Task details: As you look over the data below, please find each line where the word "ディスク" appears, then copy it.

[Items from an interface collection]

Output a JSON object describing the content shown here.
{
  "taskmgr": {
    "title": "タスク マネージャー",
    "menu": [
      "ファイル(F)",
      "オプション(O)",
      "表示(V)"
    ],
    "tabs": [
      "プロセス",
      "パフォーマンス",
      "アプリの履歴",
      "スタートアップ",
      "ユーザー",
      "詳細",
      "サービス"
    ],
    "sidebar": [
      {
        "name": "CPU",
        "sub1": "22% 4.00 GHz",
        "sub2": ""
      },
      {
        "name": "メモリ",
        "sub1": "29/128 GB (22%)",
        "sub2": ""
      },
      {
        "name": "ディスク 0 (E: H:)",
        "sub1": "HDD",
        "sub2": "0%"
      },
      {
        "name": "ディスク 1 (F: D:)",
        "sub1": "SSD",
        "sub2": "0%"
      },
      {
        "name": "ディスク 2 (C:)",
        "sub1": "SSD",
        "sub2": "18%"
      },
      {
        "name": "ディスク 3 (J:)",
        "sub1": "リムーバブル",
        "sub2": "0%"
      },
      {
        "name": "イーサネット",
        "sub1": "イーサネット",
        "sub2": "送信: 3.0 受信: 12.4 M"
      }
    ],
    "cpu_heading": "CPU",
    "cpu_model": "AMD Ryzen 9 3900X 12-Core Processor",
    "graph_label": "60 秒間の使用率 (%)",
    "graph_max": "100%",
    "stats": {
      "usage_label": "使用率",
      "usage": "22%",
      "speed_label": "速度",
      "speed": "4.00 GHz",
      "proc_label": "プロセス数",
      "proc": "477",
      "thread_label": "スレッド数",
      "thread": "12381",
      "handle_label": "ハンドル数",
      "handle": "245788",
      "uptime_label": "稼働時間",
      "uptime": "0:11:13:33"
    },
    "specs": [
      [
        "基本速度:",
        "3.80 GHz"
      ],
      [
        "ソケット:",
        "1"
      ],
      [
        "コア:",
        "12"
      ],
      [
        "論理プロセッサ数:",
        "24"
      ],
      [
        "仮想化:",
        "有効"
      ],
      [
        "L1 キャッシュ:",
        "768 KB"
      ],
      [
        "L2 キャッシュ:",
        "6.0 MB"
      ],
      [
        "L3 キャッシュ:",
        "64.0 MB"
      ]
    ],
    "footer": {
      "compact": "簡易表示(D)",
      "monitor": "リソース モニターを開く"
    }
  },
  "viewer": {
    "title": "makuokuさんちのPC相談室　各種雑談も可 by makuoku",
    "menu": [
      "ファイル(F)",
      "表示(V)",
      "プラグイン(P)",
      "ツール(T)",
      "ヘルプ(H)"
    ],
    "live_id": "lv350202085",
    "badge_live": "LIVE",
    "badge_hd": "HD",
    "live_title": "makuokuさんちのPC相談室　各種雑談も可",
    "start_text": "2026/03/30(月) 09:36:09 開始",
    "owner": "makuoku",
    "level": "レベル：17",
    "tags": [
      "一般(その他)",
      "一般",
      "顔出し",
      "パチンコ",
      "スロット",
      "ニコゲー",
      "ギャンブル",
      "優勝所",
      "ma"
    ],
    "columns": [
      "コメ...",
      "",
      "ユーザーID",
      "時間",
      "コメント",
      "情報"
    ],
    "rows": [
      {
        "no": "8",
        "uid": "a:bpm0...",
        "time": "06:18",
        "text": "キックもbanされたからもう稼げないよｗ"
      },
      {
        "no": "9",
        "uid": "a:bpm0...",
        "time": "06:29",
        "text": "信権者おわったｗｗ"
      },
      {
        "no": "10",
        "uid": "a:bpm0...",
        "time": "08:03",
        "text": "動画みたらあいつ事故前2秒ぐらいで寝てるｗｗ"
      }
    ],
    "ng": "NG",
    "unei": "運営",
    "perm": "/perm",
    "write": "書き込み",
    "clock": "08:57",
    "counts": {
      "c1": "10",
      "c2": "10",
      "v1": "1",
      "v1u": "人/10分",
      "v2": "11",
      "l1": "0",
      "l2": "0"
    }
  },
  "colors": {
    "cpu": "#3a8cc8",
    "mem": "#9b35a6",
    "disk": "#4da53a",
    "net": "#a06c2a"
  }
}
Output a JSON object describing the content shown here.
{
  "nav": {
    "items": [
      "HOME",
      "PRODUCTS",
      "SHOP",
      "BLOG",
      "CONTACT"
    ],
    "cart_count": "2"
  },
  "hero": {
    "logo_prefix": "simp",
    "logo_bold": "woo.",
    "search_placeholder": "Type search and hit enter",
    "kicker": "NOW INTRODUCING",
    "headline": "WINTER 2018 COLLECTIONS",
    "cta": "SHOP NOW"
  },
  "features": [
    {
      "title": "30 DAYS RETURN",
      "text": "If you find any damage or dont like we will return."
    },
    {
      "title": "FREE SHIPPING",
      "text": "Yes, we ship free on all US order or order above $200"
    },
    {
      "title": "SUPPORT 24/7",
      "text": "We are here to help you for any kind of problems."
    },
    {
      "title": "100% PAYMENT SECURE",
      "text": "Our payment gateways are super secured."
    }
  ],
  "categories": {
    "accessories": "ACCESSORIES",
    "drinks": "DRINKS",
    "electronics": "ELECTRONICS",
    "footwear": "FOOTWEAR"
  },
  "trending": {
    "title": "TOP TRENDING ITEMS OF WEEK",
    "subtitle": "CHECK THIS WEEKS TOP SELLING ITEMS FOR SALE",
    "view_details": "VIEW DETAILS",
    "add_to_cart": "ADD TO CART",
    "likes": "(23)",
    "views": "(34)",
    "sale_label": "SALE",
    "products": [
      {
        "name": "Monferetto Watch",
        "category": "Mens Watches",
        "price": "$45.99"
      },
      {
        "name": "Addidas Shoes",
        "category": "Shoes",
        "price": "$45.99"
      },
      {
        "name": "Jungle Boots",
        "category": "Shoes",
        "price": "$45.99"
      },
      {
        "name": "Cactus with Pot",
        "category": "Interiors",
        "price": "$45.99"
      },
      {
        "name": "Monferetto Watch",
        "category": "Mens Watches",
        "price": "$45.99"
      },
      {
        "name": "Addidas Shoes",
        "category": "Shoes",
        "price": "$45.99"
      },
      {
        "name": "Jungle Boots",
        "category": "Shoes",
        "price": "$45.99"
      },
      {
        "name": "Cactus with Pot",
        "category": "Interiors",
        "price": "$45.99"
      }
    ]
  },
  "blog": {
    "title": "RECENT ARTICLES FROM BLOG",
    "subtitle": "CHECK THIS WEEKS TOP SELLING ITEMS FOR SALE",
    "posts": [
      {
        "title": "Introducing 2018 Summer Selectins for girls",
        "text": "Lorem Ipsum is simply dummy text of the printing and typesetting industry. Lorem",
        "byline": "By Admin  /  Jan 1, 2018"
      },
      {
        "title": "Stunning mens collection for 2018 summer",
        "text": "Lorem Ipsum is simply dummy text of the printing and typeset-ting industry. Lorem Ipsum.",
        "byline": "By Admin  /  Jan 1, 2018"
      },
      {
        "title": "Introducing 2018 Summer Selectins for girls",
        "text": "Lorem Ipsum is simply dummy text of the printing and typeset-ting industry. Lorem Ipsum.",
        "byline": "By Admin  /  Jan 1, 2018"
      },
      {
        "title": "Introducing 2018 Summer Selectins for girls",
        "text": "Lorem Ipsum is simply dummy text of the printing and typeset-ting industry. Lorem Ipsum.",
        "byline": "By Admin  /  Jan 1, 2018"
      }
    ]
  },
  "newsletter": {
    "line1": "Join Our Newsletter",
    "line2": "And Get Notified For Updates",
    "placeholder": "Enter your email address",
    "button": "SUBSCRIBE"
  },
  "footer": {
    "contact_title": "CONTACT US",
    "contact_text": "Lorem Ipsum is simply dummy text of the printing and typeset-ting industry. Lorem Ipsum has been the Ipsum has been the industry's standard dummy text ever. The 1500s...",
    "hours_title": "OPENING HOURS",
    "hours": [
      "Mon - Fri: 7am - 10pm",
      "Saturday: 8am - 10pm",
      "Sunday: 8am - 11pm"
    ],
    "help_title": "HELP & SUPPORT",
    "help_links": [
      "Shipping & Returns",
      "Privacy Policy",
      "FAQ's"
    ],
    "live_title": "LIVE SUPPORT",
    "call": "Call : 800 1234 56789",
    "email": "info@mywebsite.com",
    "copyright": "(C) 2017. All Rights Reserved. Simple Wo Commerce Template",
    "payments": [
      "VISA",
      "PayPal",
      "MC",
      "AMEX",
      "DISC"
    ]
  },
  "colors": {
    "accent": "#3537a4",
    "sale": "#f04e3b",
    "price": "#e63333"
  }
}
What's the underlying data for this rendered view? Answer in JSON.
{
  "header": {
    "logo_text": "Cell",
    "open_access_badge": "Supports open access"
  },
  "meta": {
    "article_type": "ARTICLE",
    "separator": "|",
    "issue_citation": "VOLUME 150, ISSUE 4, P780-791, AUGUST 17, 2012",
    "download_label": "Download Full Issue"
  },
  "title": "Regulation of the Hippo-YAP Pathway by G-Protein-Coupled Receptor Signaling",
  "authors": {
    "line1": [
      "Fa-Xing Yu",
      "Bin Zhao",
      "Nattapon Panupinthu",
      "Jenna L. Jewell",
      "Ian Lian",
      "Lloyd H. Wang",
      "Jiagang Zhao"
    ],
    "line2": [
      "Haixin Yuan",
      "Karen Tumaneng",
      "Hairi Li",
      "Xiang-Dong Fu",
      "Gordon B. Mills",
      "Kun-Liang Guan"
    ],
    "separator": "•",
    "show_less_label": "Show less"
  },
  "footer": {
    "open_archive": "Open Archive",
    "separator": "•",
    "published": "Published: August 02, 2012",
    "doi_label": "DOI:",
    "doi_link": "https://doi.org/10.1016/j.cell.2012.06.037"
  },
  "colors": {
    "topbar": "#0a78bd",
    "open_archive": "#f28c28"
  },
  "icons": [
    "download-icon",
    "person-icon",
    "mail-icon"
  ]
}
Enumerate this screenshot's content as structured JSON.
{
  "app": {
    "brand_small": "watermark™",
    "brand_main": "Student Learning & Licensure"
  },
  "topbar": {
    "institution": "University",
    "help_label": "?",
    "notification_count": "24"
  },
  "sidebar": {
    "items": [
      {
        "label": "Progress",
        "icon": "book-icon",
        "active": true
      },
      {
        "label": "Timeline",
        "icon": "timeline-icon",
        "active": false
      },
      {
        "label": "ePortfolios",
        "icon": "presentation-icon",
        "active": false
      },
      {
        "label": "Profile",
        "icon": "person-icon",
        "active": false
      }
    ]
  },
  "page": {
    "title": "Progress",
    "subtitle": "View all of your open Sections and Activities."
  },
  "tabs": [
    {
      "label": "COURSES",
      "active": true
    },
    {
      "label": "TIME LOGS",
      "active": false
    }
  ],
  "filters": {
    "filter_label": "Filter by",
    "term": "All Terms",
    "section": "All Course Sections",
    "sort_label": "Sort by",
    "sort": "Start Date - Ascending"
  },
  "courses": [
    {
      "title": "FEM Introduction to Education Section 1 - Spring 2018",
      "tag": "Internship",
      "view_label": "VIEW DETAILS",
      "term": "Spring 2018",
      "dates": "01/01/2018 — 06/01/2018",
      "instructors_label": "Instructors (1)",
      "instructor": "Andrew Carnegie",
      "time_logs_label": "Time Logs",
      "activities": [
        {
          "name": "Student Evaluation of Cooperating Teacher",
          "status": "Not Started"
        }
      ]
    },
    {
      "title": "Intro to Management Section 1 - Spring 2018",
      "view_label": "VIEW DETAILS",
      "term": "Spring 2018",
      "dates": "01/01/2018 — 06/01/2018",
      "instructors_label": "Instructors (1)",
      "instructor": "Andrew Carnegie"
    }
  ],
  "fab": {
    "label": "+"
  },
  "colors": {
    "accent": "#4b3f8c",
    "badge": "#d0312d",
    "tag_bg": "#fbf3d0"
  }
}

Your response:
        "name": "ディスク 0 (E: H:)",
        "name": "ディスク 1 (F: D:)",
        "name": "ディスク 2 (C:)",
        "name": "ディスク 3 (J:)",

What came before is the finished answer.